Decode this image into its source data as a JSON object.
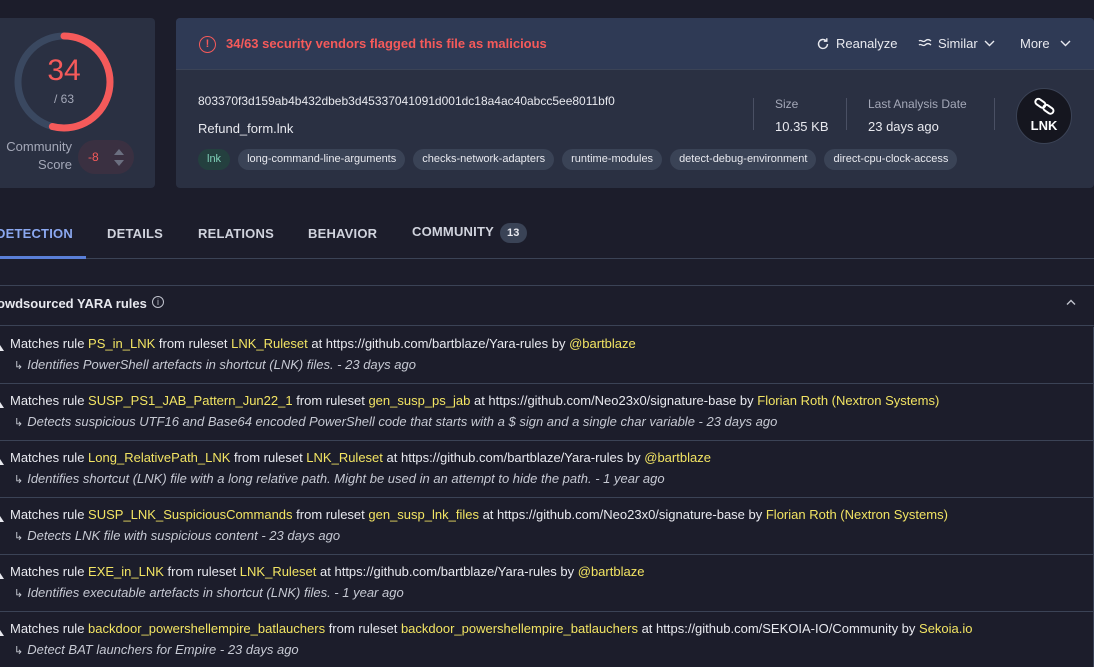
{
  "score": {
    "detections": "34",
    "total": "/ 63",
    "detection_ratio": 0.54,
    "community_label_1": "Community",
    "community_label_2": "Score",
    "community_score": "-8"
  },
  "alert": {
    "text": "34/63 security vendors flagged this file as malicious",
    "color": "#f55a5a"
  },
  "actions": {
    "reanalyze": "Reanalyze",
    "similar": "Similar",
    "more": "More"
  },
  "file": {
    "hash": "803370f3d159ab4b432dbeb3d45337041091d001dc18a4ac40abcc5ee8011bf0",
    "name": "Refund_form.lnk",
    "tags": [
      "lnk",
      "long-command-line-arguments",
      "checks-network-adapters",
      "runtime-modules",
      "detect-debug-environment",
      "direct-cpu-clock-access"
    ],
    "size_label": "Size",
    "size": "10.35 KB",
    "date_label": "Last Analysis Date",
    "date": "23 days ago",
    "type": "LNK"
  },
  "tabs": [
    {
      "label": "DETECTION"
    },
    {
      "label": "DETAILS"
    },
    {
      "label": "RELATIONS"
    },
    {
      "label": "BEHAVIOR"
    },
    {
      "label": "COMMUNITY",
      "badge": "13"
    }
  ],
  "section": {
    "title": "rowdsourced YARA rules",
    "info": "i"
  },
  "rules": [
    {
      "prefix": "Matches rule ",
      "rule": "PS_in_LNK",
      "mid1": " from ruleset ",
      "ruleset": "LNK_Ruleset",
      "mid2": " at https://github.com/bartblaze/Yara-rules by ",
      "author": "@bartblaze",
      "desc": "Identifies PowerShell artefacts in shortcut (LNK) files. - 23 days ago"
    },
    {
      "prefix": "Matches rule ",
      "rule": "SUSP_PS1_JAB_Pattern_Jun22_1",
      "mid1": " from ruleset ",
      "ruleset": "gen_susp_ps_jab",
      "mid2": " at https://github.com/Neo23x0/signature-base by ",
      "author": "Florian Roth (Nextron Systems)",
      "desc": "Detects suspicious UTF16 and Base64 encoded PowerShell code that starts with a $ sign and a single char variable - 23 days ago"
    },
    {
      "prefix": "Matches rule ",
      "rule": "Long_RelativePath_LNK",
      "mid1": " from ruleset ",
      "ruleset": "LNK_Ruleset",
      "mid2": " at https://github.com/bartblaze/Yara-rules by ",
      "author": "@bartblaze",
      "desc": "Identifies shortcut (LNK) file with a long relative path. Might be used in an attempt to hide the path. - 1 year ago"
    },
    {
      "prefix": "Matches rule ",
      "rule": "SUSP_LNK_SuspiciousCommands",
      "mid1": " from ruleset ",
      "ruleset": "gen_susp_lnk_files",
      "mid2": " at https://github.com/Neo23x0/signature-base by ",
      "author": "Florian Roth (Nextron Systems)",
      "desc": "Detects LNK file with suspicious content - 23 days ago"
    },
    {
      "prefix": "Matches rule ",
      "rule": "EXE_in_LNK",
      "mid1": " from ruleset ",
      "ruleset": "LNK_Ruleset",
      "mid2": " at https://github.com/bartblaze/Yara-rules by ",
      "author": "@bartblaze",
      "desc": "Identifies executable artefacts in shortcut (LNK) files. - 1 year ago"
    },
    {
      "prefix": "Matches rule ",
      "rule": "backdoor_powershellempire_batlauchers",
      "mid1": " from ruleset ",
      "ruleset": "backdoor_powershellempire_batlauchers",
      "mid2": " at https://github.com/SEKOIA-IO/Community by ",
      "author": "Sekoia.io",
      "desc": "Detect BAT launchers for Empire - 23 days ago"
    }
  ]
}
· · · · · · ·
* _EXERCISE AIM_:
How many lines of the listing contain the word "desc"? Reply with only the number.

* _TASK RESPONSE_:
6